disagree. You could not sneak up on him from behind, or do any damage to him, without suffering the penalty of an outraged citizenry. . . . In this country, if someone dislikes you, or accuses you, he must come up in front. He cannot hide behind the shadow." Press release of remarks given to the B'nai B'rith Anti-Defamation League, November 23, 1953, quoted in Pollitt, supra, at 381. The phrase still persists, "Look me in the eye and say that." Given these human feelings of what is necessary for fairness,*fn2 the right of confrontation
"contributes to the establishment of a system of criminal justice in which the perception as well as the reality of fairness prevails." Lee v. Illinois, 476 U.S. 530, 540 (1986).
The perception that confrontation is essential to fairness has persisted over the centuries because there is much truth to it. A witness "may feel quite differently when he has to repeat his story looking at the man whom he will harm greatly by distorting or mistaking the facts. He can now understand what sort of human being that man is." Z. Chafee, The Blessings of Liberty 35 (1956), quoted in Jay v. Boyd, 351 U.S. 345, 375-376 (1956) (Douglas, J., dissenting). It is always more difficult to tell a lie about a person "to his face" than "behind his back." In the former context, even if the lie is told, it will often be told less convincingly. The Confrontation Clause does not, of course, compel the witness to fix his eyes upon the defendant; he may studiously look elsewhere, but the trier of fact will draw its own conclusions.

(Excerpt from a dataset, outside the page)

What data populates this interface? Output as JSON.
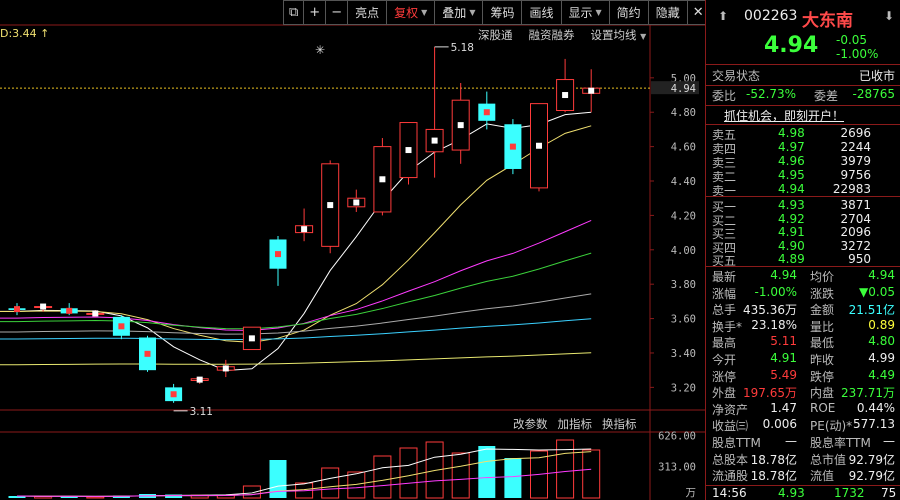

Thus the right to face-to-face confrontation serves much the same purpose as a less explicit component of the Confrontation Clause that we have had more frequent occasion to discuss
-- the right to cross-examine the accuser; both "ensur[e] the integrity of the factfinding process." Kentucky v. Stincer, 482 U.S., at 736. The State can hardly gainsay the profound effect upon a witness of standing in the presence of the person the witness accuses, since that is the very phenomenon it relies upon to establish the potential "trauma" that allegedly justified the extraordinary procedure in the present case. That face-to-face presence may, unfortunately, upset the truthful rape victim or abused child; but by the same token it may confound and undo the false accuser, or reveal the child coached by a malevolent adult. It is a truism that constitutional protections have costs.
The remaining question is whether the right to confrontation was in fact violated in this case. The screen at issue was specifically designed to enable the complaining witnesses to avoid viewing appellant as they gave their testimony, and the record indicates that it was successful in this objective. App. 10-11. It is difficult to imagine a more obvious or damaging violation of the defendant's right to a face-to-face encounter.
The State suggests that the confrontation interest at stake here was outweighed by the necessity of protecting victims of sexual abuse. It is true that we have in the past indicated that rights conferred by the Confrontation Clause are not absolute, and may give way to other important interests. The rights referred to in those cases, however, were not the right narrowly and explicitly set forth in the Clause, but rather rights that are, or were asserted to be, reasonably implicit -- namely, the right to cross-examine, see Chambers v. Mississippi, 410 U.S. 284, 295 (1973); the right to exclude out-of-court statements, see Ohio v. Roberts, 448 U.S., at 63-65; and the ...